A few months ago, we launched a new series of videos called “One-Minute Fly-Tying Tips and Techniques” from Tim Flagler of Tightline Productions. Each video will teach a single tying skill, from the most basic to the advanced. Ultimately, the series will serve as a sort of encyclopedia of tying skills that will be a valuable resource for anyone who sits down at a vise to create a fly.
Dumbell eyes add weight to a streamer pattern, plus they allow the fly to ride hook-upward and impart a jigging motion when you strip line. The problem is that they also tend to rotate around the hook shank, ruining both the fly’s profile and motion in the water. In this short video, Tim explains his method for securing the eyes to the shank through a series of different wraps meant to lock the eyes in place. I particularly like the penultimate step of wrapping around the previous wraps in order to tighten them. So the next time you’re tying a Clouser or a heavy nymph, use these steps to make sure everything stays where it should be.

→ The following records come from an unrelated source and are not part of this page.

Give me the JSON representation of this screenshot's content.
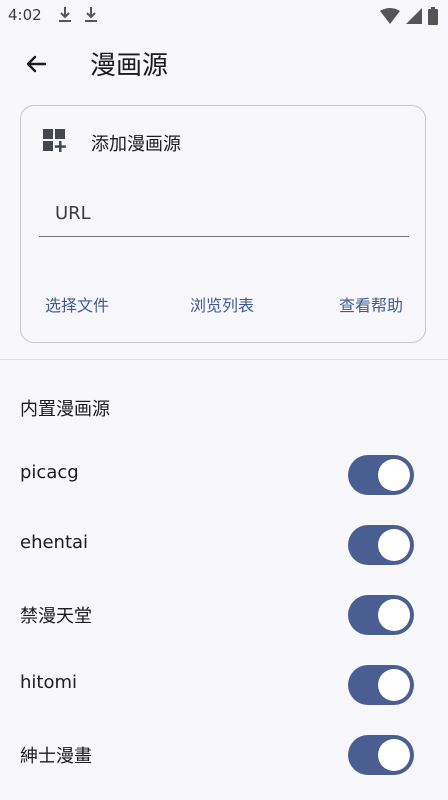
{
  "status_bar": {
    "time": "4:02",
    "icons": [
      "download-icon",
      "download-icon",
      "wifi-icon",
      "signal-icon",
      "battery-icon"
    ]
  },
  "app_bar": {
    "back_icon": "arrow-left-icon",
    "title": "漫画源"
  },
  "add_source": {
    "icon": "widgets-add-icon",
    "title": "添加漫画源",
    "url_placeholder": "URL",
    "actions": {
      "select_file": "选择文件",
      "browse_list": "浏览列表",
      "view_help": "查看帮助"
    }
  },
  "builtin": {
    "section_title": "内置漫画源",
    "sources": [
      {
        "name": "picacg",
        "enabled": true
      },
      {
        "name": "ehentai",
        "enabled": true
      },
      {
        "name": "禁漫天堂",
        "enabled": true
      },
      {
        "name": "hitomi",
        "enabled": true
      },
      {
        "name": "紳士漫畫",
        "enabled": true
      }
    ]
  },
  "colors": {
    "background": "#f8f7fc",
    "accent": "#3f5a94",
    "switch_track": "#4a5e91",
    "switch_thumb": "#ffffff"
  }
}
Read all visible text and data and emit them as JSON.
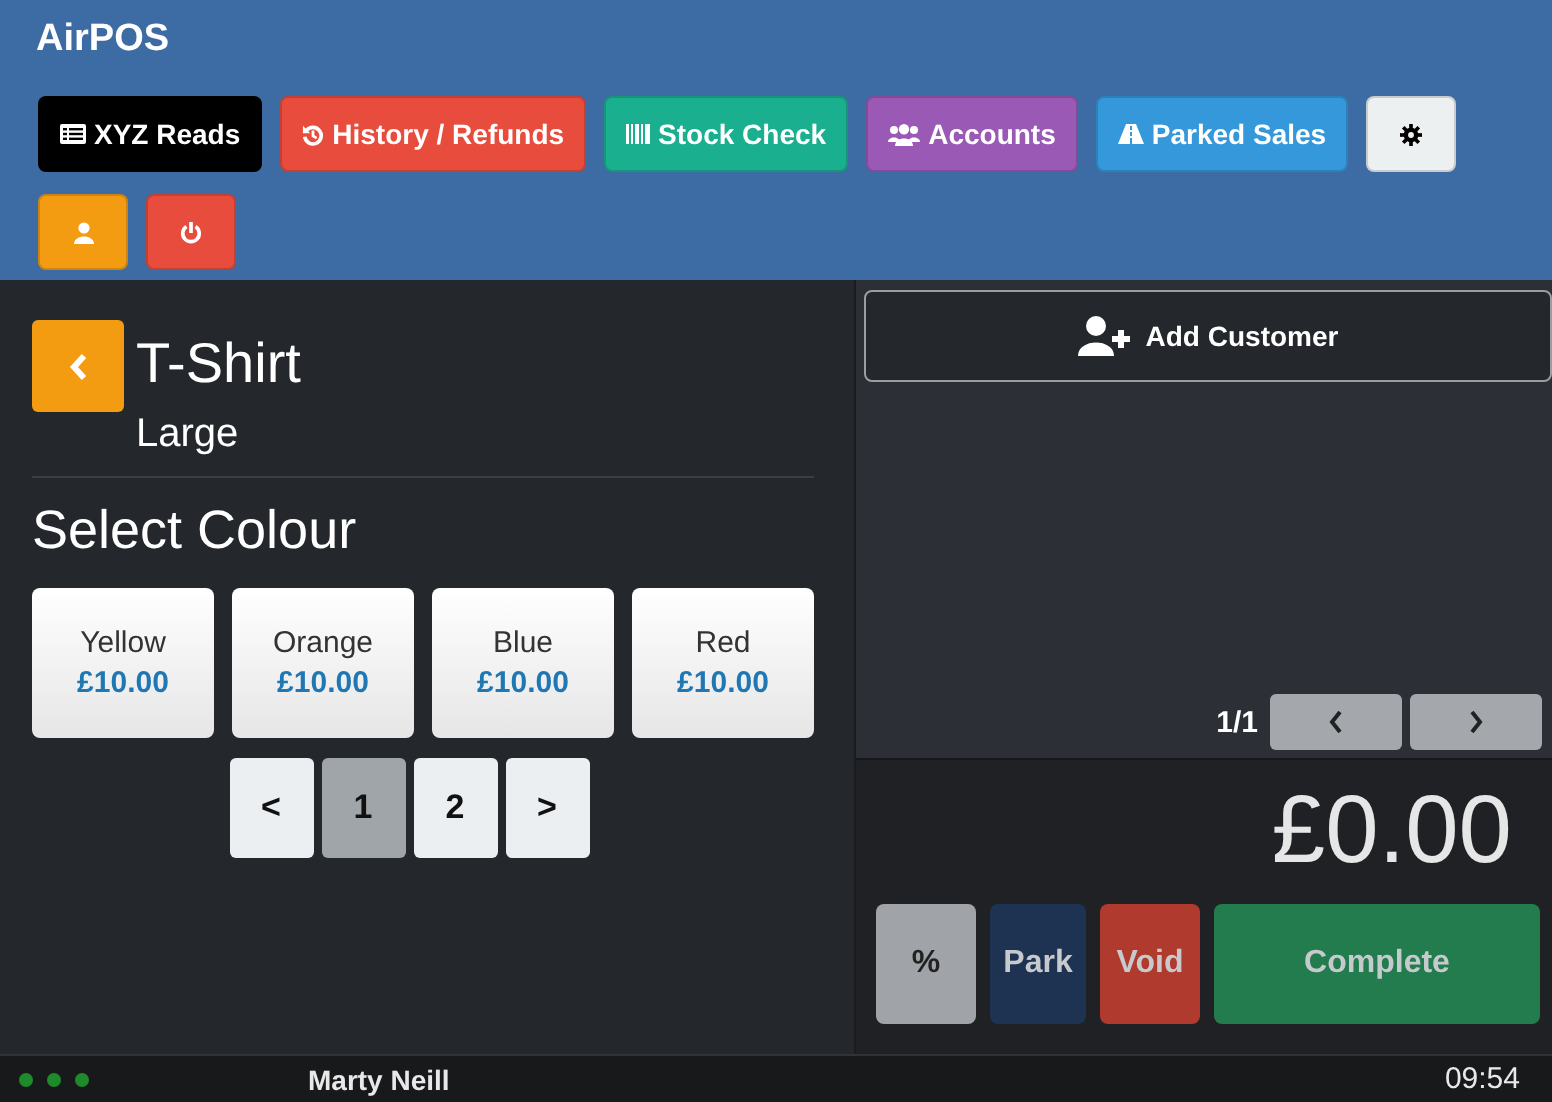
{
  "app": {
    "title": "AirPOS"
  },
  "toolbar": [
    {
      "kind": "reads",
      "label": "XYZ Reads",
      "color": "#000000"
    },
    {
      "kind": "history",
      "label": "History / Refunds",
      "color": "#e74c3c"
    },
    {
      "kind": "stock",
      "label": "Stock Check",
      "color": "#1aaf8e"
    },
    {
      "kind": "accounts",
      "label": "Accounts",
      "color": "#9b59b6"
    },
    {
      "kind": "parked",
      "label": "Parked Sales",
      "color": "#3498db"
    },
    {
      "kind": "settings",
      "color": "#ecf0f1"
    },
    {
      "kind": "user",
      "color": "#f39c12"
    },
    {
      "kind": "power",
      "color": "#e74c3c"
    }
  ],
  "product": {
    "title": "T-Shirt",
    "subtitle": "Large",
    "heading": "Select Colour",
    "options": [
      {
        "name": "Yellow",
        "price": "£10.00"
      },
      {
        "name": "Orange",
        "price": "£10.00"
      },
      {
        "name": "Blue",
        "price": "£10.00"
      },
      {
        "name": "Red",
        "price": "£10.00"
      }
    ],
    "pages": [
      {
        "label": "<",
        "selected": false
      },
      {
        "label": "1",
        "selected": true
      },
      {
        "label": "2",
        "selected": false
      },
      {
        "label": ">",
        "selected": false
      }
    ]
  },
  "cart": {
    "add_customer": "Add Customer",
    "page": "1/1",
    "total": "£0.00",
    "actions": [
      {
        "label": "%",
        "color": "#a0a4a8"
      },
      {
        "label": "Park",
        "color": "#1e3352"
      },
      {
        "label": "Void",
        "color": "#b03a2e"
      },
      {
        "label": "Complete",
        "color": "#237c4d"
      }
    ]
  },
  "status_bar": {
    "user": "Marty Neill",
    "time": "09:54"
  }
}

5 thoughts on “Video: How to Attach Dumbbell Eyes”
Good tutorial!! Thanks!
You said, “I particularly like the penultimate step of wrapping around the previous wraps in order to tighten them.”
It is called ‘Frapping’.
The geek in me can not resist… 😉
I love learning new words. Thanks! Here in New England, a milkshake is called a “frappe” (pronounced “frap”).
To geek even further. This method of connecting one round object to another at a right angle is called “square lashing” and has nautical origins. Arrrr…
The classic technique taught by Bob Clouser has more cross wraps but this method has square wraps which look stronger when frapping as they are not pulling against the oblique angle of the diagonal wraps. I’ll have to give it a try! I also add CYA to the base wraps and sometimes to the layers of wrapped thread while wrapping.